        Yeah, it will be interesting how the tax dept goes about trying to get this money. I think most laws in India rely on the people being sheep and falling in line, without asking questions. If the FIIs are unlikely to do that (lets hope so for the sake of more fun), then it will be fun to watch what happens. Likely that babus will go crazy with ego issues when their nonsense is questioned (like in the Vodafone case).

  • DJ says:
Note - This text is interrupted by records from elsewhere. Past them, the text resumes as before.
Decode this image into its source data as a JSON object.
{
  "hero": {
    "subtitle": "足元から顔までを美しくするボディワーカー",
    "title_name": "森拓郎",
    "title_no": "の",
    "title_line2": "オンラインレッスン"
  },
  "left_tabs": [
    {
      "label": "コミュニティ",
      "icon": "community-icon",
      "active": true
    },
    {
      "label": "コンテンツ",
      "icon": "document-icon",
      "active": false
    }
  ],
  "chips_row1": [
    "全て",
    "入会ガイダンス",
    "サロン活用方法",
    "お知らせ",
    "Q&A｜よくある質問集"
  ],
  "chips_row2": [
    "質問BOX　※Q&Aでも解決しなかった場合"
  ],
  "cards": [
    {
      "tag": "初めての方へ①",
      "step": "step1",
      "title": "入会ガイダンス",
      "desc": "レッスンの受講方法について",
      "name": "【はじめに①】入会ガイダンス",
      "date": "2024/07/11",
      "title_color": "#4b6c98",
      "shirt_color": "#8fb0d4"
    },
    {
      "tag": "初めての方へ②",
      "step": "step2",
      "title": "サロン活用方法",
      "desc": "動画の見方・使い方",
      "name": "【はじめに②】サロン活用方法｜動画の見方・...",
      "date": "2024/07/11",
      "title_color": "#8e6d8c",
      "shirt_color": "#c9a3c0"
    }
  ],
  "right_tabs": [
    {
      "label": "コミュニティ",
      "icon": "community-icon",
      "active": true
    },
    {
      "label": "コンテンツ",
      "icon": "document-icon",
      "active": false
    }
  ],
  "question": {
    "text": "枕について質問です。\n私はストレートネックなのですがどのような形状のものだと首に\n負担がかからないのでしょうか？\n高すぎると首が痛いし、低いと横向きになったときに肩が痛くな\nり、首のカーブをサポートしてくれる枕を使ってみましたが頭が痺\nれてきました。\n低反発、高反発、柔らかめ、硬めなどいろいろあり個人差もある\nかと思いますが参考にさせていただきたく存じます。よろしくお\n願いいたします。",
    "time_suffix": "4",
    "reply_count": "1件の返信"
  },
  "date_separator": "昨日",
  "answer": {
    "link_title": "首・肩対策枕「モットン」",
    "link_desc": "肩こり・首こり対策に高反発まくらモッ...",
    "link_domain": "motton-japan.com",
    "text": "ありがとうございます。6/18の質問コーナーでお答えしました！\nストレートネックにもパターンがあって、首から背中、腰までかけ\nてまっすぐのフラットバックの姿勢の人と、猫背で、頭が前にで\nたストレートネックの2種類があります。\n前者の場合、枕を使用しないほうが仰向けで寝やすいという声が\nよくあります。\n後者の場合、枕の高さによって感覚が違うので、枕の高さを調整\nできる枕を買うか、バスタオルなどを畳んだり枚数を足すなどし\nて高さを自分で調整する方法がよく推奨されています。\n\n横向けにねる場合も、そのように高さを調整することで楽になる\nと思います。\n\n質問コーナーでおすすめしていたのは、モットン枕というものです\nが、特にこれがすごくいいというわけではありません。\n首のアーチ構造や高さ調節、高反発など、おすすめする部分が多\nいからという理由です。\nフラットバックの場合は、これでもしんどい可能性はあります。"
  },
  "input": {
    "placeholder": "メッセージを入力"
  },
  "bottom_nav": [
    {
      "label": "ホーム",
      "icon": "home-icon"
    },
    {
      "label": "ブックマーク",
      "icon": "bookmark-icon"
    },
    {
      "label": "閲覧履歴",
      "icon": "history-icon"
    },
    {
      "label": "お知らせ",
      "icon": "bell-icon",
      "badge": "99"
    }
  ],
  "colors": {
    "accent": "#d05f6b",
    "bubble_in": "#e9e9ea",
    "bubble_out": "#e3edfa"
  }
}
    By the way, so this is about 0.5% of total market cap. So, if this causes a 0.5% drop in the market, since FIIs need to sell some of their corpus to pay the taxes , then it is simply a transfer of private wealth/investment to public revenue. So, it seems to be just another way of crowding out of investment by the govt sector.
    And, 0.5% is a very low bar, as total FII inflow in 2014 was about 100k crores, so this is about 40% of annual investment. Now, if FIIs take out 40% of 2014 inflows, what that does to the market and currency should be a lot more than 0.5%, which raises the question, is it a wise move to do this even if it is legal? Aren’t we going to destroy way more wealth than the measly $7B, even if the destruction might be temporary? At the very least, something like this should be eased into place so that adjustments can happen over a long period of time, rather than suddenly. Or, maybe, the govt would like to see some FII outflow and a weaker rupee to spur exports. Well, that would be about the only good outcome, I guess…

  • Anon says:
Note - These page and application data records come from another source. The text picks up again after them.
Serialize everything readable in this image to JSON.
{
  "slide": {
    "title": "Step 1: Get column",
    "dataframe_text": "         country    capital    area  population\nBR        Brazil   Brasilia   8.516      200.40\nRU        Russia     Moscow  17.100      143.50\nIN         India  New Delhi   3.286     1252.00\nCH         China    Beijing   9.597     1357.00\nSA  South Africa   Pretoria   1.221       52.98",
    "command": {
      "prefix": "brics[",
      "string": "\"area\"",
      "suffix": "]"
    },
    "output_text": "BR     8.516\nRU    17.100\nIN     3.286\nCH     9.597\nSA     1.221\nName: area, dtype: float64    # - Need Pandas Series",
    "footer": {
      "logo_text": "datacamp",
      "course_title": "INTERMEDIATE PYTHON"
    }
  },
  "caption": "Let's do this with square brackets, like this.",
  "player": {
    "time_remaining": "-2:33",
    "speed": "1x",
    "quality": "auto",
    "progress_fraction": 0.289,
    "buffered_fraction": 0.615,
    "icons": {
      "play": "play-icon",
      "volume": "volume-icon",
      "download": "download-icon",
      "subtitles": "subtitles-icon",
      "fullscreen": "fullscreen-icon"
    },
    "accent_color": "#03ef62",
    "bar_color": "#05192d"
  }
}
    This amendment seeks to mock the entire FII framework under which FIIs were eligible to pay tax at a concessional rate. The FII Regulations were introduced in the post liberalisation era with an intention to develop Indian markets. I hope this government hasn’t forgotten that. I deal with FIIs and they are simply aghast by the huge quantum of tax that is suddenly slapped on them now.
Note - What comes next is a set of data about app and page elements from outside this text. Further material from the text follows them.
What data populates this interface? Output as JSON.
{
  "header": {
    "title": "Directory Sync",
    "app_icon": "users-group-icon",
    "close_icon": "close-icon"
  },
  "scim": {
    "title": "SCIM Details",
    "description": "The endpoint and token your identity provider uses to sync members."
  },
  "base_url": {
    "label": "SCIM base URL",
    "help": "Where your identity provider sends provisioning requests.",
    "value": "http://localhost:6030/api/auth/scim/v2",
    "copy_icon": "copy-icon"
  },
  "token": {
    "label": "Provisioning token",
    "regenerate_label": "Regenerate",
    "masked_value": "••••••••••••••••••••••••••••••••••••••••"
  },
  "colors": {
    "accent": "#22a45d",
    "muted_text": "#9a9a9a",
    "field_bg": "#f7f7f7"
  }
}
  • Vineet says:

    Hi Deepak,
    Check this out, not related to FII’s but about our beloved Income Tax Dept.
    “Now, you have to disclose foreign travel in IT returns”
    I bet that this won’t result in any extra revenue only extra harassment for law abiding tax paying upper middle class folks.

  • JustSaying says:

    AAR rulings are binding only on the tax payer to whom it is issued. Hence, everyone else is not covered by this ruling, unless Supreme Court confirms this matter. Though AAR rulings have persuasive value.
    In case of Castleton, if I remember correctly, it was a prospective transaction for the transfer of shares. Not sure if they went ahead and did the transfer.
    To someone who asked when was MAT introduced – it was introduced in FY 1996-97 – so it is an old evil. By the way FII industry was aware of this MAT exposure. When it comes to paying something, you become aghast. Even in 2012, when Castleton decision was issued, FIIs were sounded off that they could be subject to MAT.

  • Dinesh says:

    Govt refuses to the Demand, now see the market

  • Shalabh CA says:

    Capital Gains and regular business income are two completely different things. Capital Gains arise out of investments while business income arises from business activity. Hence, almost every country has different tax regimes for capital gains and business income. These two cannot be mixed, i.e. income tax cannot be levied on capital gains or vice versa. Now India’s long term capital gains tax is zero for everyone. If it wants to tax capital gains, it should first increase its long term capital gains rate. But it certainly cannot apply MAT (a form of business income tax) on something which is obviously capital gains. None of the funds can ever pay this tax because funds earn fees not capital gains (the gains belong to investors in their funds). The whole issue should not have risen in the first place. It is like a joke. India’s Income Tax officials are making a mockery of our country in the world. These babus urgently need to go through an accounting and economics 101 class.

  • Vineet says:

    This article has more details and as we all know devil is in the details